I did figure out, eventually, how to find people to interview. The key was to use Facebook to learn more about what was happening in towns coming up along my route. I did this for the first time when I was getting close to Cheyenne, Wyoming. I couldn’t quite figure out who to interview, so I looked a little to the east of Cheyenne and found the tiny town of Pine Bluffs. I went onto Facebook and, lo and behold, they had just hosted a kite festival. Now, that might not seem like a big deal to you right now, but if you were living in a metropolitan area on the East Coast in 2020, you know there were no kite festivals or anything like that at the time. So, I drove to Pine Bluffs and met with Sonja, at the recreation department (yes, she is in the book), about the kite festival. Sonja then connected me with others in town. And that’s how I got my mojo on, so to speak. 

Another question you may have is: “This was during a divisive year for the country politically, with news networks spinning each side up like the boxers in that old game, Rock ‘Em, Sock ‘Em Robots. Did a lot of people want to talk about politics?” The answer is no. There was only one question that I asked each person, and they often answered it in one, long monologue that lasted between 30 and 45 minutes. The question was: “It’s January 1, 2020. What was your 2020 supposed to be like and what did it end up being like, up to the present?” And you know what? When you ask a person a question about their life during a really difficult time, they focus on what matters most to them: family, friends, work, and community. 

After the interviews wrapped up, the vast majority of the people would pause and ask me, “How are people doing out there? Are they okay?” And sometimes they would add, “I wish the news organizations would go away. They are just pitting us against each other, trying to get us to hate each other, all for the sake of profits.
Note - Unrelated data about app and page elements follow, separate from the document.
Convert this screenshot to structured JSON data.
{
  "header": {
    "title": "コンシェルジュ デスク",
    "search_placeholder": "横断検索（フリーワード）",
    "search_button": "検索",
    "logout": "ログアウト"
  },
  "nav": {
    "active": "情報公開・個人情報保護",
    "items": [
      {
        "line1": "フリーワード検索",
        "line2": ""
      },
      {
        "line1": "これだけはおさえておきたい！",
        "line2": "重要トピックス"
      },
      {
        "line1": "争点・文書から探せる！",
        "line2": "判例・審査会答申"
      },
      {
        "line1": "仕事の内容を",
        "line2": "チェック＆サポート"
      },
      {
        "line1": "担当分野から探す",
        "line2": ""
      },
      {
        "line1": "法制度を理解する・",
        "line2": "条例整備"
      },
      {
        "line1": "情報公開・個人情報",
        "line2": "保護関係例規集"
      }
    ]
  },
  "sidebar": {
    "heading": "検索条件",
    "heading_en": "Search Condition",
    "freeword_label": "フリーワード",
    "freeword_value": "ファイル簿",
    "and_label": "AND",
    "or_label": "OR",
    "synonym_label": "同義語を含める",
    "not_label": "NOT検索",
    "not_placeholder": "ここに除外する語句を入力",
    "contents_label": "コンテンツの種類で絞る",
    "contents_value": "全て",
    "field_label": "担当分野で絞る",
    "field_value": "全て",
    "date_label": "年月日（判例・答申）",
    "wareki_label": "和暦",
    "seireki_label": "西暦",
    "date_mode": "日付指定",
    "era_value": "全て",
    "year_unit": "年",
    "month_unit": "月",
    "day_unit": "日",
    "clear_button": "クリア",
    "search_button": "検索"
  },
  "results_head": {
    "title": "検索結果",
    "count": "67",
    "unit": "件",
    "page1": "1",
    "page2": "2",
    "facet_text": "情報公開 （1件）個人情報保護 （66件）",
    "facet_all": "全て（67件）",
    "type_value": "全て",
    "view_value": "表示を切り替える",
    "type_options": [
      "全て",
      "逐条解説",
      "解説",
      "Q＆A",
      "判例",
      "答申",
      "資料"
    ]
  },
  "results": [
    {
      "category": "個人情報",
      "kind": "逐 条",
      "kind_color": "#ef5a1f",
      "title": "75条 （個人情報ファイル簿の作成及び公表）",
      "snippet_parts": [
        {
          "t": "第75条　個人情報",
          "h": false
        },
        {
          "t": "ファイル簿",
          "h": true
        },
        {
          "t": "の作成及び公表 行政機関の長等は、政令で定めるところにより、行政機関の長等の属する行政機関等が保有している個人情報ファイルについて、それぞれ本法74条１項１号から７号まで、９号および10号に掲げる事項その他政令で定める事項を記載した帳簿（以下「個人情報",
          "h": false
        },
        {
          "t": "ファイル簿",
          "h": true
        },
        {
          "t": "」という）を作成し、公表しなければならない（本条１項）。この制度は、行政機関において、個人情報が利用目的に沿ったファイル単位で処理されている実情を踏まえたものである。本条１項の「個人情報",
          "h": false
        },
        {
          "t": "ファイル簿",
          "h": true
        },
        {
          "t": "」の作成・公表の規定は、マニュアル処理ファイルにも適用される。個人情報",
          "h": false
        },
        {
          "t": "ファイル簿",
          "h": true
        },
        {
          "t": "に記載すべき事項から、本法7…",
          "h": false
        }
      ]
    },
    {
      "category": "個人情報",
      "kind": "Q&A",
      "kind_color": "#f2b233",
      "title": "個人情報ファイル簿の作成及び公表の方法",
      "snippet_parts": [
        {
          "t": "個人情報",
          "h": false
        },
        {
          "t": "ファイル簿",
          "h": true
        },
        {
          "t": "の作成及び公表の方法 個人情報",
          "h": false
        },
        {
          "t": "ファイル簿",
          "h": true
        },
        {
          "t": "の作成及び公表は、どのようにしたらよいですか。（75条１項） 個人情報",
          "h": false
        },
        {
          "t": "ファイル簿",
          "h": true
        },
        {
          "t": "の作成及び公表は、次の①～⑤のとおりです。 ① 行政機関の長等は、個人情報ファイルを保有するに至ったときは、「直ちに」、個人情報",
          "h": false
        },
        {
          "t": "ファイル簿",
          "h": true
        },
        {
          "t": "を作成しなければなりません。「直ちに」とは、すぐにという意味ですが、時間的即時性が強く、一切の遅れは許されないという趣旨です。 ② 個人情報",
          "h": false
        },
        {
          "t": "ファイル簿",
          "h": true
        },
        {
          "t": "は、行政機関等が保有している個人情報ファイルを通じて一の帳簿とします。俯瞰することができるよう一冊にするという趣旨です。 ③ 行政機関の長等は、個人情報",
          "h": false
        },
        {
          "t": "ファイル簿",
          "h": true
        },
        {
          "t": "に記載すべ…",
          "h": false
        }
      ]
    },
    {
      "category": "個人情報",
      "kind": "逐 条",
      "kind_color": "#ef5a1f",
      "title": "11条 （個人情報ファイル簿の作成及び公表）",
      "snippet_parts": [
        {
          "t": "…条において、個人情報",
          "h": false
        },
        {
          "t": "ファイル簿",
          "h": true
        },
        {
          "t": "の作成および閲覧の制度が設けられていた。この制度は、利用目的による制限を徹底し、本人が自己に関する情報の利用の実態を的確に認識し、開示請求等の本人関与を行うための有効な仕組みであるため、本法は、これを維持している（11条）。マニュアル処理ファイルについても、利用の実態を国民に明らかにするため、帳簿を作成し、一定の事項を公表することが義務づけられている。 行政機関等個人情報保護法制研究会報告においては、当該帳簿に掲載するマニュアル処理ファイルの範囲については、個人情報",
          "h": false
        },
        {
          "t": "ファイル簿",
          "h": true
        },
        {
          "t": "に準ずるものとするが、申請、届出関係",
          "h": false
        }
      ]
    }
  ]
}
I wish we could go back to the way it used to be before all this social media and stuff.” True.

Some people ask me if the wide diversity of people in the book happened by chance or whether it was deliberate. Well, I was raised by a social scientist and a rocket scientist, so it will not surprise you that I had an ever-evolving grid that included community density (cities of various population sizes, suburban areas, rural areas), sections of the country, states, gender, age, race, ethnicity, religion, LGBTQ+ identification, and jobs. It was important to me that this book be a serious effort to collect a lot of different voices and experiences. 

I just started driving and trusted that everything would turn out okay. Fortunately for me, it did.

There are three more questions that most people ask.

First, whether there is a particular story that is my favorite. That’s like asking which of my children I love more. I love them all equally. In any event, even if I had a favorite or two, that is irrelevant because the purpose of offering up these hundred stories is to let each reader process them for themself and take away from the stories what they need as their own unique person going through life.

Second, why I did not include photos in the book. This answer actually relates to what I just said above. I want each person to really hear, really listen to the stories and then take from them what they need. If we saw the photo of the person whose story it is, we wouldn’t be able to see ourselves in it as well because it is “someone else’s story.” When you read just the words, you often find a part of yourself in each story.

Third, whether I have a parting thought about what I saw and experienced as I interviewed hundreds of people all over the country. Yes. When I headed west in September 2020, I thought I was going to find a country that was despondent, depressed. What I found, instead, is pluck. “Pluck” is a word we don’t use much anymore. It means “spirited and determined courage.” That’s what I found, even with people who had lost a loved one or who had transmitted COVID to someone who had died or whose business was close to bankruptcy. Pluck. We pick ourselves up and we keep going, and the people around us come by our sides and prop us up and love us and hug us. We are truly all in this together.

Michelle Fishburne is a full-time digital nomad, splitting her time between her 2006 motor home, Airbnbs, and the occasional house-sitting gig.